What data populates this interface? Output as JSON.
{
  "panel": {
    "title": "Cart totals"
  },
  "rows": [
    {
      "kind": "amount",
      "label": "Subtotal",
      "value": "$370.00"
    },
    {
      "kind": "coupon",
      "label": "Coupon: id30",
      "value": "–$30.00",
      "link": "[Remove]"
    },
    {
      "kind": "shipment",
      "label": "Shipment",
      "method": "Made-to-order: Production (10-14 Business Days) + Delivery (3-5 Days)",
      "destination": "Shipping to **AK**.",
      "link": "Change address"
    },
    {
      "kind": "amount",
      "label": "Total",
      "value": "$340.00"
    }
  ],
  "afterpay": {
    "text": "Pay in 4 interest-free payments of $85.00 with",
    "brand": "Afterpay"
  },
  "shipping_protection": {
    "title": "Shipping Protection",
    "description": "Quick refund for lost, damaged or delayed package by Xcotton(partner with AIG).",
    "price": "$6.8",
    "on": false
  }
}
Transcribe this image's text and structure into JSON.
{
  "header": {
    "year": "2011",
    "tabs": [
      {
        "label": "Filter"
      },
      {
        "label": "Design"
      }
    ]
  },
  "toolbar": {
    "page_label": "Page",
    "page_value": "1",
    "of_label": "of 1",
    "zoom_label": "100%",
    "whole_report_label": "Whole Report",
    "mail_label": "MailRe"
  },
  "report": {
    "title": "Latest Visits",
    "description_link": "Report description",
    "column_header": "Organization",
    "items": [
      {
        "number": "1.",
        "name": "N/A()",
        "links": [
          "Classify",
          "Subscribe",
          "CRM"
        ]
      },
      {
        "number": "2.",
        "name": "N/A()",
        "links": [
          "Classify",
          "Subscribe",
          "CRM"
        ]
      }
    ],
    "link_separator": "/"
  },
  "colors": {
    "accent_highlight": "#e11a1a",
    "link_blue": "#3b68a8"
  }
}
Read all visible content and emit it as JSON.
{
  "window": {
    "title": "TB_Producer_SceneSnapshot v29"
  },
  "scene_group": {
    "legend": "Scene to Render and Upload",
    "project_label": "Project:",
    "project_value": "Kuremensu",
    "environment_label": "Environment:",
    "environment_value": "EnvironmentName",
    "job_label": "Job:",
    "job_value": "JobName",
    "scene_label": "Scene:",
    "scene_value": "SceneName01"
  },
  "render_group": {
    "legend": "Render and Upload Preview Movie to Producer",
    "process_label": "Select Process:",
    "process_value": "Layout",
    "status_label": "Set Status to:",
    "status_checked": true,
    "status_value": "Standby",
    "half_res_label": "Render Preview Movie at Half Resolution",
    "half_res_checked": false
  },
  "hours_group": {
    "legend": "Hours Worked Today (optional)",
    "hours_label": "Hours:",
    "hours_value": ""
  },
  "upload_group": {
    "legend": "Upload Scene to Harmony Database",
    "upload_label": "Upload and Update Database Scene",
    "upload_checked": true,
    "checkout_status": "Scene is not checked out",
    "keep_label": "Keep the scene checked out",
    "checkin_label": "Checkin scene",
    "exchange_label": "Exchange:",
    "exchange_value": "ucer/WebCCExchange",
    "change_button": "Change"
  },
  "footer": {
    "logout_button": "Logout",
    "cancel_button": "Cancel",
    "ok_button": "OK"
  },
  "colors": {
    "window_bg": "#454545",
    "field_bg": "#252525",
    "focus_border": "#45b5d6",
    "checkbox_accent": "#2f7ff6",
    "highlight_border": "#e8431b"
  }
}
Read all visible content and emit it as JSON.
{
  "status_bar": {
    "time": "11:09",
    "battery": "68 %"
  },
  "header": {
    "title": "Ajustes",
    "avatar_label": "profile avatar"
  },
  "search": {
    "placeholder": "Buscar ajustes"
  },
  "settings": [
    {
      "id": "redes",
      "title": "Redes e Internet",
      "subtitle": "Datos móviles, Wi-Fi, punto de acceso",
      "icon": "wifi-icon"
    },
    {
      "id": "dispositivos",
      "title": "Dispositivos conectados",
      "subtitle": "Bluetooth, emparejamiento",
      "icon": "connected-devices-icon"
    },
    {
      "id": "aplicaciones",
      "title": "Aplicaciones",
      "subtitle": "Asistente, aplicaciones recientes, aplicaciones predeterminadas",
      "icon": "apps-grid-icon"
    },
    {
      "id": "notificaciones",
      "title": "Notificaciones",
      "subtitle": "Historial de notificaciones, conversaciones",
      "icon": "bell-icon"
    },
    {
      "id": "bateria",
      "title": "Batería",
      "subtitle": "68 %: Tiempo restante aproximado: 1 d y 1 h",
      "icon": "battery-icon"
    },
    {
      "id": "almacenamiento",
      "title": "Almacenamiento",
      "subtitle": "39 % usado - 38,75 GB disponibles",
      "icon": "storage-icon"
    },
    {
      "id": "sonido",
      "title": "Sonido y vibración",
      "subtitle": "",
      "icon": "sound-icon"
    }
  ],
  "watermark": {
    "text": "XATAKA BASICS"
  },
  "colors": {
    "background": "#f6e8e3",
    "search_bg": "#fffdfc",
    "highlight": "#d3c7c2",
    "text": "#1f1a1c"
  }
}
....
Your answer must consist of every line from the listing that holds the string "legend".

→ **Result of the task**
    "legend": "Scene to Render and Upload",
    "legend": "Render and Upload Preview Movie to Producer",
    "legend": "Hours Worked Today (optional)",
    "legend": "Upload Scene to Harmony Database",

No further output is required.